And so we made it to the Aquarium in Vannes! Skirted the old city (which I pined for just a little bit) and pressed onwards down down down towards the sea - really, here, an inlet called the Golfe du Morbihan. During the summer, the entire 2km stretch must be lined with people and ice cream vendors; for us, it was calm and grey and rainy: perfect. We had the place almost to ourselves, save a few other families and two older Dutch couples. The aquarium has these excellent little high chairs on wheels for little ones to sit in and be at eye-level with the exhibits. Eleanor lasted about 5 minutes in hers, but enjoyed every last one!

Iris did some talking with a fish - we love these guys with their enormous high foreheads and their teeny tiny mouths. Iris is convinced that she can telepathically communicate with fish - she says that when she thinks for them to swim up, they swim up; when down, down they go. Here she is, speaking their language.

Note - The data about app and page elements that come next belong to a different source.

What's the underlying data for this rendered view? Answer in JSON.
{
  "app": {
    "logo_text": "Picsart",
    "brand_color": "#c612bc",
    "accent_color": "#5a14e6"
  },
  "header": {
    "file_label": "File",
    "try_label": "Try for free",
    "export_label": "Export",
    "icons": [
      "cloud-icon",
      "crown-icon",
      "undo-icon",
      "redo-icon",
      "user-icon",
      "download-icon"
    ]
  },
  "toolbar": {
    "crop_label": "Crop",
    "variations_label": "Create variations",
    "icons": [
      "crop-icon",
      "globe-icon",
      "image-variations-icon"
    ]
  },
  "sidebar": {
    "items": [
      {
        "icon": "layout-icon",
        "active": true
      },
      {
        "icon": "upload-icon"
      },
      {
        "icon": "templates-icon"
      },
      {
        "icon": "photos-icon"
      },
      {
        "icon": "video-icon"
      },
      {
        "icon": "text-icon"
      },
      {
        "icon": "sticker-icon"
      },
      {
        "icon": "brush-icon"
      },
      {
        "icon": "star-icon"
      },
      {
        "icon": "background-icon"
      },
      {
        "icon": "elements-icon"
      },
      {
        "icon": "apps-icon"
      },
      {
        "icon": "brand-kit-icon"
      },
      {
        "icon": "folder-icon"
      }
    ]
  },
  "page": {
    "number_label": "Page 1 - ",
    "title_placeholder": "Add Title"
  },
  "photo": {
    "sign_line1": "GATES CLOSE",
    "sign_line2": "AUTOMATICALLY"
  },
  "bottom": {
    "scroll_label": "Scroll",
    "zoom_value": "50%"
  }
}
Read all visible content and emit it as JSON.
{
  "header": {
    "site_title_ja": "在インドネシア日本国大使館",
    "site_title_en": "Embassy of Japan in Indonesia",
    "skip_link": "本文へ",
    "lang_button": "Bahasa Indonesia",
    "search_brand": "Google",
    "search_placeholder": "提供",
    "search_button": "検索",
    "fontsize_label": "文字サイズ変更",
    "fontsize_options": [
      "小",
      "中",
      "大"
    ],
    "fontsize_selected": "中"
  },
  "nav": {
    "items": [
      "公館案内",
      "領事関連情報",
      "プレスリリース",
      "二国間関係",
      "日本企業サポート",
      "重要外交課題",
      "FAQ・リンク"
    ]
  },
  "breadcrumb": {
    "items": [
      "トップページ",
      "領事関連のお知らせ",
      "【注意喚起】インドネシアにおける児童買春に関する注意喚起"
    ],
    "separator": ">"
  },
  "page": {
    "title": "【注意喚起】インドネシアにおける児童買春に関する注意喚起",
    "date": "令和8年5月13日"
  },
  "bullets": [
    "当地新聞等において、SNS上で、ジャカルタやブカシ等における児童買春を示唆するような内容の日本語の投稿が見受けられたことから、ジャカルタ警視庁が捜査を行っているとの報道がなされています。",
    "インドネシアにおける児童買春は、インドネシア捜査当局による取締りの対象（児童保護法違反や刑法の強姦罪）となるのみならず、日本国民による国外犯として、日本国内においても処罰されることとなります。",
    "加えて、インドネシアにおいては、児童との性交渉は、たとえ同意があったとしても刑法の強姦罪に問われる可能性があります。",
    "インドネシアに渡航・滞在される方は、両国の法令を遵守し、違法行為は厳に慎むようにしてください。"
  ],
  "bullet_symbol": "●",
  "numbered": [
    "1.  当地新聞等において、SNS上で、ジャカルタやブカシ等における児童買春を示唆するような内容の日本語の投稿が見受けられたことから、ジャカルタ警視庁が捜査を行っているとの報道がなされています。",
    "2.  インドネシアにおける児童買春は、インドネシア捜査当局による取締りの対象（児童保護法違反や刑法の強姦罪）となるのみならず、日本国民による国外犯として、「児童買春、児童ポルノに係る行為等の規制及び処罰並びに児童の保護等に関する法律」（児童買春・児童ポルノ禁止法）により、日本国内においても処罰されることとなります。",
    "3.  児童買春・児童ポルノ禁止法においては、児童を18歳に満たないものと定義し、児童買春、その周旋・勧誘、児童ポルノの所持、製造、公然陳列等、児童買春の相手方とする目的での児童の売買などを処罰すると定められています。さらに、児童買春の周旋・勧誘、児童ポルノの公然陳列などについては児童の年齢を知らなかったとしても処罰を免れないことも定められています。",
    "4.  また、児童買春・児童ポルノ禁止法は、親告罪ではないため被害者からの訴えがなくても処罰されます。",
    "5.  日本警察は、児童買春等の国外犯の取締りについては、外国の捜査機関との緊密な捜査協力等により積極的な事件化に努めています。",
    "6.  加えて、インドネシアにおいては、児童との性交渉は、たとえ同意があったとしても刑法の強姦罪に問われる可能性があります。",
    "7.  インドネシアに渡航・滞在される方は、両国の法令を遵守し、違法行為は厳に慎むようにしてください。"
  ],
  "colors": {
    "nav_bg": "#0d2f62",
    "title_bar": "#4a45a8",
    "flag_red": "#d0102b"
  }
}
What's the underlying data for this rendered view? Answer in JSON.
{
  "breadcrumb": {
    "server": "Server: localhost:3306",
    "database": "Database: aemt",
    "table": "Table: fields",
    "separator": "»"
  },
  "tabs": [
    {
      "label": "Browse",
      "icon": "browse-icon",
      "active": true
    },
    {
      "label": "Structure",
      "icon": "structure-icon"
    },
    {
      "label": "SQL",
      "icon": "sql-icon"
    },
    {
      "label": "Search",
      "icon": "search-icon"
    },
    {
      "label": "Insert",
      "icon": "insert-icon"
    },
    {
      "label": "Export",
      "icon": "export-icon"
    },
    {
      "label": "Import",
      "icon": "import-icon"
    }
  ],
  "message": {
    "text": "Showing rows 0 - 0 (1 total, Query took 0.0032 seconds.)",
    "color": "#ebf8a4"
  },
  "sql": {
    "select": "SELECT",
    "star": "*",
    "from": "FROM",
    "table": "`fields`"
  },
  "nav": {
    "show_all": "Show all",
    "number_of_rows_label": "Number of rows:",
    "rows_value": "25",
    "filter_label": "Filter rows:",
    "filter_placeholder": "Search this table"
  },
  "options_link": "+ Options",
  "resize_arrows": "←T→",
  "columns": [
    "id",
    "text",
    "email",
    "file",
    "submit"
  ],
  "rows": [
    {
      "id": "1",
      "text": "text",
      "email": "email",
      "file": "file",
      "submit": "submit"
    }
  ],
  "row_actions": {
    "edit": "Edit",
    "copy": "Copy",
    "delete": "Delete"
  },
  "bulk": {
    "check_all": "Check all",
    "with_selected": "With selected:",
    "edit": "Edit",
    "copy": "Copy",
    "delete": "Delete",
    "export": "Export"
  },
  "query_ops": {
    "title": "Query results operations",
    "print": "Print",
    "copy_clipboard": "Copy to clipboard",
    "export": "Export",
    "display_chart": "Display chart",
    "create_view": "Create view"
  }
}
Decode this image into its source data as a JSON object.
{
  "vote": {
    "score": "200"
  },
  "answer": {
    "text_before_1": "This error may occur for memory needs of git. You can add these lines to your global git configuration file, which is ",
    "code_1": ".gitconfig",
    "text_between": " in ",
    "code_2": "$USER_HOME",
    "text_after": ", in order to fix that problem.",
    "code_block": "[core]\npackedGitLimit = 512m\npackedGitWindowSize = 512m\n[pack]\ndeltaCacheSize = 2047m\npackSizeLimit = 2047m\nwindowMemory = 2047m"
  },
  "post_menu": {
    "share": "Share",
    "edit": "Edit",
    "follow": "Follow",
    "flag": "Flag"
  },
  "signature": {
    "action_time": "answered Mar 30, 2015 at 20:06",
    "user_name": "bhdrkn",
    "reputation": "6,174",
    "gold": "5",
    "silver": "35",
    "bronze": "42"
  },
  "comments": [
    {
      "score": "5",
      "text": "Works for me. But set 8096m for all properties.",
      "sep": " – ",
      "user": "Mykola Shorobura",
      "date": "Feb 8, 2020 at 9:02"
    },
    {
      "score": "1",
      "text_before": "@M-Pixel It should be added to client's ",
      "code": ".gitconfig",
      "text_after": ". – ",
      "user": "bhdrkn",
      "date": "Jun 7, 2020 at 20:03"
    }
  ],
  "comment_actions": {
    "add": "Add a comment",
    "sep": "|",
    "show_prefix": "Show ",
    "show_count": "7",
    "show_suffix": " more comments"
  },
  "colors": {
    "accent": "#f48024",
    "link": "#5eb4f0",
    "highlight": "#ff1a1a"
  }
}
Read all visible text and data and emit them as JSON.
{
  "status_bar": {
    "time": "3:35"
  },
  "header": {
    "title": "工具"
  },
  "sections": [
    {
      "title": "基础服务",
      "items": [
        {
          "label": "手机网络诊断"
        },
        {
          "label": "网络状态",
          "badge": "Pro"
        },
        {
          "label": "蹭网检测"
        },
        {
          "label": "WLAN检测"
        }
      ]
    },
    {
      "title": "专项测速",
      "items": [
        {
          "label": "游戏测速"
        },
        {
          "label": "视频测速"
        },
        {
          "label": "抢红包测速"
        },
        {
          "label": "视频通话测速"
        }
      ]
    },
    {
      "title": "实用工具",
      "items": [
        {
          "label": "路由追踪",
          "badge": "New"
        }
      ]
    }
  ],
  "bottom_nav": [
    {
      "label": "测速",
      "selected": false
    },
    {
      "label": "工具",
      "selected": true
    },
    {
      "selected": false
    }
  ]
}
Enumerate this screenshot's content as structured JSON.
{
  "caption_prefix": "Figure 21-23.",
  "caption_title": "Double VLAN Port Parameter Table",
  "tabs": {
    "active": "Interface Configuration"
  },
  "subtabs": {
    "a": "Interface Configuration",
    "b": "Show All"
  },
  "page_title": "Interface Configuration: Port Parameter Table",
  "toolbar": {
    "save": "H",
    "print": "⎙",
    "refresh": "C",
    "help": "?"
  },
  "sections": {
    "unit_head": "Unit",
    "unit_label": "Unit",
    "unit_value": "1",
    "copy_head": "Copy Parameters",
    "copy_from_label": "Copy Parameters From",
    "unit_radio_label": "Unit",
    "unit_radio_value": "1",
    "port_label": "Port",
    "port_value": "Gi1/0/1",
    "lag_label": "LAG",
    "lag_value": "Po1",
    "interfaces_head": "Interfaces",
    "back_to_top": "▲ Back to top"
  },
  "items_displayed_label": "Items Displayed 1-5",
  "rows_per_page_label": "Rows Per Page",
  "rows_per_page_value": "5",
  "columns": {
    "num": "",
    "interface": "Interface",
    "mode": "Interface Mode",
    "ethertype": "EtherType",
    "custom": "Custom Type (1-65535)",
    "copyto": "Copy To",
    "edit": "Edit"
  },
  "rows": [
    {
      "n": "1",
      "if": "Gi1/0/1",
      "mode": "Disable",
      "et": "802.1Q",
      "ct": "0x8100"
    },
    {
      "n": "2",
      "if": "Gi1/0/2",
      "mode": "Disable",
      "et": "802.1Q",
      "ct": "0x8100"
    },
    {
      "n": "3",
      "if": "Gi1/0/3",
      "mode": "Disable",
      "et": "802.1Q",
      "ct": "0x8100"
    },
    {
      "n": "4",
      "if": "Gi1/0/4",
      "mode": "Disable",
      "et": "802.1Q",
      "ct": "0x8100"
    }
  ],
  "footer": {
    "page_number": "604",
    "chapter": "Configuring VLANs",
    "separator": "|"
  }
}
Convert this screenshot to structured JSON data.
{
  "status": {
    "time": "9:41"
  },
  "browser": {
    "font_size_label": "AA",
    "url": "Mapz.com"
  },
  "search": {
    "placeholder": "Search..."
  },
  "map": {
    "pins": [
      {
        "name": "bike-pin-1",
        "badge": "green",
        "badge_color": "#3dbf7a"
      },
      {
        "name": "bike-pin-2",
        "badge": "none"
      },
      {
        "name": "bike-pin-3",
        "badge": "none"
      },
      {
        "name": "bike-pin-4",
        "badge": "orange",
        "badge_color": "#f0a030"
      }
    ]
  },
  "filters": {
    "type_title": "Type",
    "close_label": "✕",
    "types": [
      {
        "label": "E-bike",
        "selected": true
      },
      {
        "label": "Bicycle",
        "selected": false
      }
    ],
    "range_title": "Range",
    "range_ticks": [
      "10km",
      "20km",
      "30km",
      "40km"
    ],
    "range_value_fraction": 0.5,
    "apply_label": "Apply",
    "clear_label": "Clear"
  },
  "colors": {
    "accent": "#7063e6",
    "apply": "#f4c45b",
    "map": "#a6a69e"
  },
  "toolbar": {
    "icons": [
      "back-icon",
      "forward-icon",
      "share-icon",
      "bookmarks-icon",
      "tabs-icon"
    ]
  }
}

Oliver was completely enthralled. He's been on a big ocean and pirate kick ever since we saw the port of Vannes last week-end (thus why we found ourselves watching Muppet Treasure Island last night), and so today was a total dream come true. His favorite French sealife word was "langoustine" - it is fun to say - try it! :-) They had all sorts of wonderful creatures here: jellyfish, turtles, exquisite tropical fish (one bunch with no eyes - they don't need them in the dark caves where they live!). And the tanks really were at kid level, so lots of interaction, talking, musing, and telepathic communication.

The most famous inhabitant of the Vannes Aquarium has to be this crocodile. Found in the sewers of Paris (yes!) in 1984, the crocodile comes from the Nile (but how?) and was brought to Vannes rather than killed. By keeping the temperature low, they were able to keep her (for she turned out to be a she) growth low - so now, this enormous beast is small by comparison with her compatriots. I wonder if the Paris sewer decorations give her a sense of home, or if she's just puzzled by it all. The best part? they named the crocodile "Eleanor." The Vannes crocodile is officially another namesake of Eleanor's (after Eleanor of Aquitaine and Eleanor Roosevelt) - especially when she's in a dangerous mood!

And really, what better way to end a splendid visit to the aquarium than with an ice cream in winter? Even in the dead of winter, you can get a coffee here - granted, it's from those instant cappucino machines, but it was worth it to drink that stuff just to remember the countless coffees drunk from those machines at the Bibliothèque Nationale! We headed on home with Eleanor cranky after falling asleep and waking up (Eleanor the Crocodile!) - she demanded that I sing her favorite song, but wouldn't tell me what it was. Imagine my surprise as I desperately scrolled through my kiddie songbook repertoire, and was praised by Eleanor for finally singing what she'd wanted me to sing: "The Oscar Mayer Bologna" song. !!!!!

I'd bought fish at the market this morning (my first time) and so we had it for dinner - a feast!